been born in Mauritius, I have always been puzzled by successful economic story
of such a small state with no significant natural resources. My country’s
surprising evolution from a doomed island vulnerable to exogenous shocks to the
economic tiger of the Indian Ocean sparked my interest and compelled me to the
study the peculiar forces driving the economy. The unique combination of
science and arts confers an intriguing character to the field of economics as
the system of quantitative and verifiable hypotheses validates its existence as
a science and yet the erratic behaviour of humans, a central theme often
ignored by classical economists, still plays a vital role in the modelling of
decision-taking and speculation based on economic theories.
ranked third on national level for my GCE O-level Economics motivated to pursue
economics in my spare time. Diligently informing myself about global current
affairs about business, finance and economics from The Economist each week, all
while devoting adequate study time to my science A-levels subjects became my
routine. However, my participation in the Model United Nations, as a delegate
of the Trade and Development Commission in charge of remediating the
catastrophic effects of the Global Financial Crisis of 2008, shaped my
understanding of the sphere of economics as a powerful and fascinating one,
capable of affecting directly the lives of common householders and giant
corporations and this event was what prompted me to appreciate the numerous
challenges associated with Economics as an academic discipline.
addition, reading specialised books on the subject, while updating my knowledge
about basic concepts through A-level Economics books, contributed to a better
comprehension of the evolution of the multitude of theories and school of

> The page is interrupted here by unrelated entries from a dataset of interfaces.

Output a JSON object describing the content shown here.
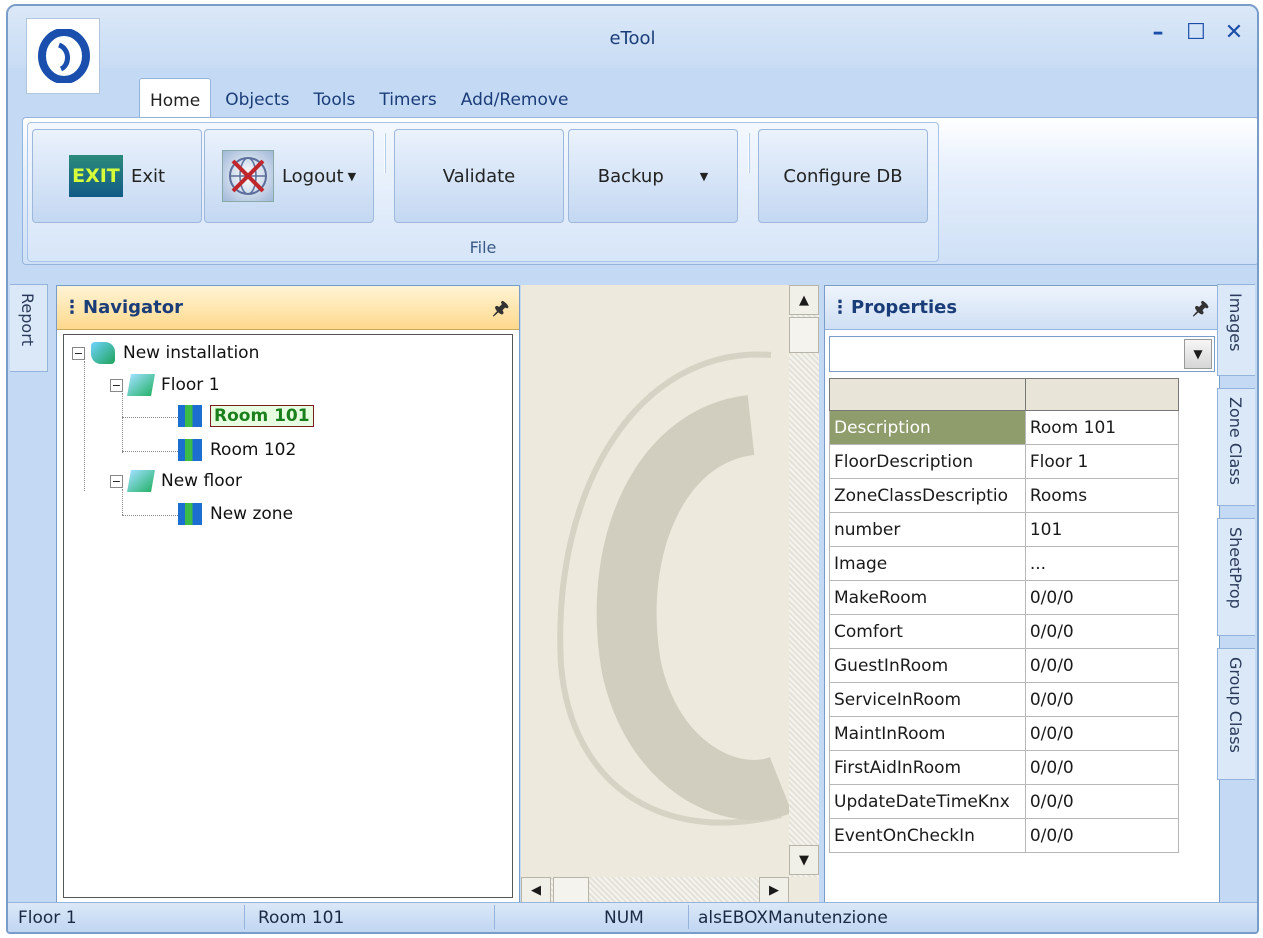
{
  "window": {
    "title": "eTool",
    "minimize": "–",
    "maximize": "☐",
    "close": "✕"
  },
  "tabs": [
    "Home",
    "Objects",
    "Tools",
    "Timers",
    "Add/Remove"
  ],
  "ribbon": {
    "group_label": "File",
    "exit_icon_text": "EXIT",
    "exit_label": "Exit",
    "logout_label": "Logout",
    "validate_label": "Validate",
    "backup_label": "Backup",
    "configure_label": "Configure DB"
  },
  "left_tabs": {
    "report": "Report"
  },
  "navigator": {
    "title": "Navigator",
    "tree": {
      "root": "New installation",
      "floor1": "Floor 1",
      "room101": "Room 101",
      "room102": "Room 102",
      "new_floor": "New floor",
      "new_zone": "New zone"
    }
  },
  "properties": {
    "title": "Properties",
    "combo_value": "",
    "rows": [
      {
        "name": "Description",
        "value": "Room 101"
      },
      {
        "name": "FloorDescription",
        "value": "Floor 1"
      },
      {
        "name": "ZoneClassDescriptio",
        "value": "Rooms"
      },
      {
        "name": "number",
        "value": "101"
      },
      {
        "name": "Image",
        "value": "..."
      },
      {
        "name": "MakeRoom",
        "value": "0/0/0"
      },
      {
        "name": "Comfort",
        "value": "0/0/0"
      },
      {
        "name": "GuestInRoom",
        "value": "0/0/0"
      },
      {
        "name": "ServiceInRoom",
        "value": "0/0/0"
      },
      {
        "name": "MaintInRoom",
        "value": "0/0/0"
      },
      {
        "name": "FirstAidInRoom",
        "value": "0/0/0"
      },
      {
        "name": "UpdateDateTimeKnx",
        "value": "0/0/0"
      },
      {
        "name": "EventOnCheckIn",
        "value": "0/0/0"
      }
    ]
  },
  "right_tabs": {
    "images": "Images",
    "zone_class": "Zone Class",
    "sheetprop": "SheetProp",
    "group_class": "Group Class"
  },
  "status": {
    "floor": "Floor 1",
    "room": "Room 101",
    "num": "NUM",
    "user": "alsEBOXManutenzione"
  }
}
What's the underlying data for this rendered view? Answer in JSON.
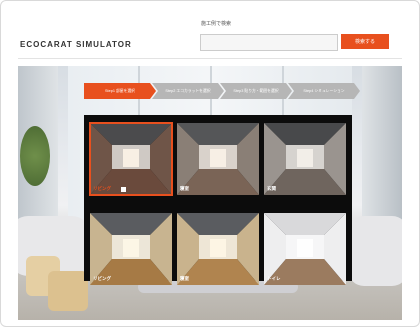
{
  "header": {
    "logo": "ECOCARAT SIMULATOR",
    "search_label": "施工例で検索",
    "search_value": "",
    "search_button": "検索する"
  },
  "colors": {
    "accent": "#e8501e",
    "step_inactive": "#b6b6b6",
    "panel_bg": "#0c0c0c"
  },
  "steps": [
    {
      "label": "Step1 部屋を選択",
      "active": true
    },
    {
      "label": "Step2 エコカラットを選択",
      "active": false
    },
    {
      "label": "Step3 貼り方・範囲を選択",
      "active": false
    },
    {
      "label": "Step4 シミュレーション",
      "active": false
    }
  ],
  "rooms": [
    {
      "label": "リビング",
      "variant": "living-gray",
      "selected": true
    },
    {
      "label": "寝室",
      "variant": "bedroom-gray",
      "selected": false
    },
    {
      "label": "玄関",
      "variant": "entry-gray",
      "selected": false
    },
    {
      "label": "リビング",
      "variant": "living-wood",
      "selected": false
    },
    {
      "label": "寝室",
      "variant": "bedroom-wood",
      "selected": false
    },
    {
      "label": "トイレ",
      "variant": "toilet-white",
      "selected": false
    }
  ]
}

thoughts constituting the backbone of economics. While Smith and Keynes’ axioms
were pervasive in my study materials, they, through the Homo Economicus behaviour,
failed to fully explain financial crises, upsurge in oil prices and the economic
performance of nations plunging in recession.
dissatisfaction triggered the need to find other reading materials and this is
when I stumbled upon the field of behavioural economics. Richard Thaler’s “Misbehaving: The makings of Behavioural
Economics” proved to be a worthwhile read as it encapsulates the essence of
the combination of economics with psychology. The real-life examples and
anecdotes provide concrete proof of behaviour deviation from rationality and
what were previously termed as anomalies by many classical economists could
finally be explained by unconventional theories. Camerer ‘s “Behavioral Game Theory”, a more
challenging read, presented a less emotionless and more realistic approach to a
world famous normative theory. The numerous experiments proposed redefined my
approach to decision-making and strategy and helped to factor in previously
ignored psychological factors which heavily impact real life decisions.
The numerous calculus and statistics modules
explored in my A-Level Mathematics course facilitated my understanding of the
numerous statistical models used during experiments described in the books and
I believe that the analytical and problem-solving skills fostered will help me
in undertaking mathematically rigorous economics courses. Moreover, my frequent
participation in debate competitions improved my verbal and written communication
skills and a senior role as Head Team member of the Student Council allowed me to
apply resource allocation and optimization theories in real-life situations.
Currently, I enjoy perusing the works of Mauritian economists in relation to
the forecasts while linking data from macroeconomic policies to such predictions.
It is my firm belief that a UK university, set at the heart of all financial
and economic activities, will enable me to delve deeper in this academic
discipline and make my own breakthroughs.